E-bike company moves to get motorists out of a jam
For many Beijing residents, traffic jams are a nightmare that occur every day. Yet, for Nathan Siy, the problem has huge profit potential for his electric motorcycle business.
Siy, a Chinese-American who came to Beijing in 2006, established his company last year in Zhongguancun, a hub of Internet companies in the capital city, to make and sell e-motorcycles.
In discussing why he established the company, Siy said he used to be frequently annoyed by the traffic congestion in Beijing until he bought an electric scooter in 2007.
“It was so convenient, cool and environment-friendly. It took me around to understand more about the culture and the people here.”
Naming the company Evoke, Siy said he hopes to “evoke” new lifestyles, convincing people to change the way they commute. The first two letters of Evoke stand for “electric vehicles”, he added.
Siy’s idea of making e-motorcycles has been embraced by two of his friends — Sebastian Chvobok of Germany and Chris Lee Rethen of the United States. The two joined Siy’s company last year.
They all are optimistic about their business. “We in total have 40 years of experience in China. We know it even better than some locals,” Rethen said.
“The biggest problem is the traffic. You can get really stuck if you drive a car,” he said, adding that the high efficiency and convenience of e-bikes is a key to address the traffic jams in Beijing.
Evoke motorcycles are entirely hand made. As Siy studies electronic engineering and Rethen is crazy about battery techniques, they spend most of their time in a workshop.
“It’s so lucky that I have two companions sharing the same goal and dream with me,” Siy added. “It’s cool when you ride an Evoke motorcycle, and it feels even cooler when you make one.” According to Siy, the new model, Evoke Sports, can go as fast as 120 km/h.

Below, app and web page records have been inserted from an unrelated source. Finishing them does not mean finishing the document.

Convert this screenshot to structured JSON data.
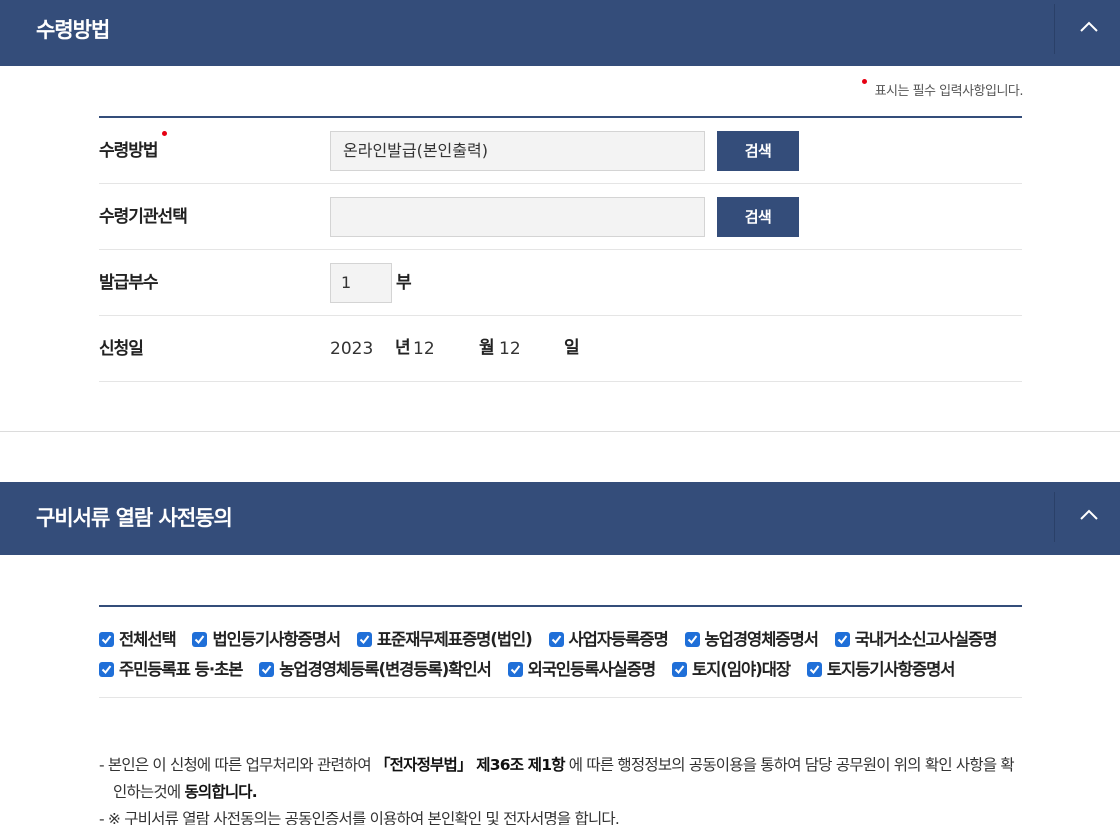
{
  "section1": {
    "title": "수령방법",
    "required_note": "표시는 필수 입력사항입니다."
  },
  "form": {
    "receive_method": {
      "label": "수령방법",
      "value": "온라인발급(본인출력)",
      "button": "검색"
    },
    "receive_institution": {
      "label": "수령기관선택",
      "value": "",
      "button": "검색"
    },
    "copies": {
      "label": "발급부수",
      "value": "1",
      "unit": "부"
    },
    "apply_date": {
      "label": "신청일",
      "year": "2023",
      "year_unit": "년",
      "month": "12",
      "month_unit": "월",
      "day": "12",
      "day_unit": "일"
    }
  },
  "section2": {
    "title": "구비서류 열람 사전동의",
    "checkboxes": [
      {
        "label": "전체선택",
        "checked": true
      },
      {
        "label": "법인등기사항증명서",
        "checked": true
      },
      {
        "label": "표준재무제표증명(법인)",
        "checked": true
      },
      {
        "label": "사업자등록증명",
        "checked": true
      },
      {
        "label": "농업경영체증명서",
        "checked": true
      },
      {
        "label": "국내거소신고사실증명",
        "checked": true
      },
      {
        "label": "주민등록표 등·초본",
        "checked": true
      },
      {
        "label": "농업경영체등록(변경등록)확인서",
        "checked": true
      },
      {
        "label": "외국인등록사실증명",
        "checked": true
      },
      {
        "label": "토지(임야)대장",
        "checked": true
      },
      {
        "label": "토지등기사항증명서",
        "checked": true
      }
    ],
    "notice1": {
      "prefix": "- 본인은 이 신청에 따른 업무처리와 관련하여 ",
      "law": "「전자정부법」 제36조 제1항",
      "middle": " 에 따른 행정정보의 공동이용을 통하여 담당 공무원이 위의 확인 사항을 확인하는것에 ",
      "agree": "동의합니다."
    },
    "notice2": "- ※ 구비서류 열람 사전동의는 공동인증서를 이용하여 본인확인 및 전자서명을 합니다."
  },
  "colors": {
    "header_bg": "#344d7a",
    "required_dot": "#e60012",
    "checkbox": "#1f6fd8"
  },
  "icons": {
    "collapse": "chevron-up-icon",
    "required": "red-dot-icon",
    "check": "check-icon"
  }
}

Siy said that lithium batteries are capable of producing such high speeds with their design. Evoke motorcycles leave the entire space under the seat for the battery, which can last for more than 150 kilometers after a full charge.
“We adjusted the acceleration, so that people can adjust the speed freely to what they are used to,” said Siy. “People can choose a comfortable speed. For the beginners, maybe 60 km/h, and for the motorcycle lovers, maybe over 100.” In addition, seats are designed to be lower, and batteries and motorcycle bodies are designed lighter. Siy said it’s “the way designed for Asians”, taking safety as the main concern.
There are two problems that need solving in the development of electric motorcycles in China, according to Siy. The first is that charging is not convenient enough, and the other is that traffic regulations for electric vehicles are not clear enough.
One of the things Siy and his colleagues are doing is to talk to convenience stores about making charging stations available for e-riders.
“It’s a win-win thing. Riders pay stores, and stores provide them with electricity,” Siy said, adding that he believes that more and more charging stations will be built in the near future.
As for regulation, Siy said there are no license plates for electric scooters, and license plates for electric motorcycles are hard to get. Many of the scooters on the street don’t have tags.
The company’s motorcycles aren’t cheap by local standards, with the Evoke Urban Series running 39,000-44,000 yuan ($4,200-$6,900) depending on level of battery. Sales are slow, but they’re confident they will pick up.
“We are waiting for the regulations. Only when it’s clear will we know what to follow.”
Siy and Chvobok discussed their idea with officials, showing them the designs of the electric motorcycle. They were pleased that the officials showed interest in their product. “The procedure might take long, but we’d like to wait till things change and we come into a new era of electric motorcycles,” said Chvobok.
In Siy’s eyes, Beijing has a fast pace, providing a lot of opportunities. “If you are hungry and young, it’s a great place to grow,” he said. Yan Dongjie contributed to this story.
Nathan Siy (center) works on an Evoke motorcycle with friends Sebastian Chvobok (left) and Chris Lee Rethen.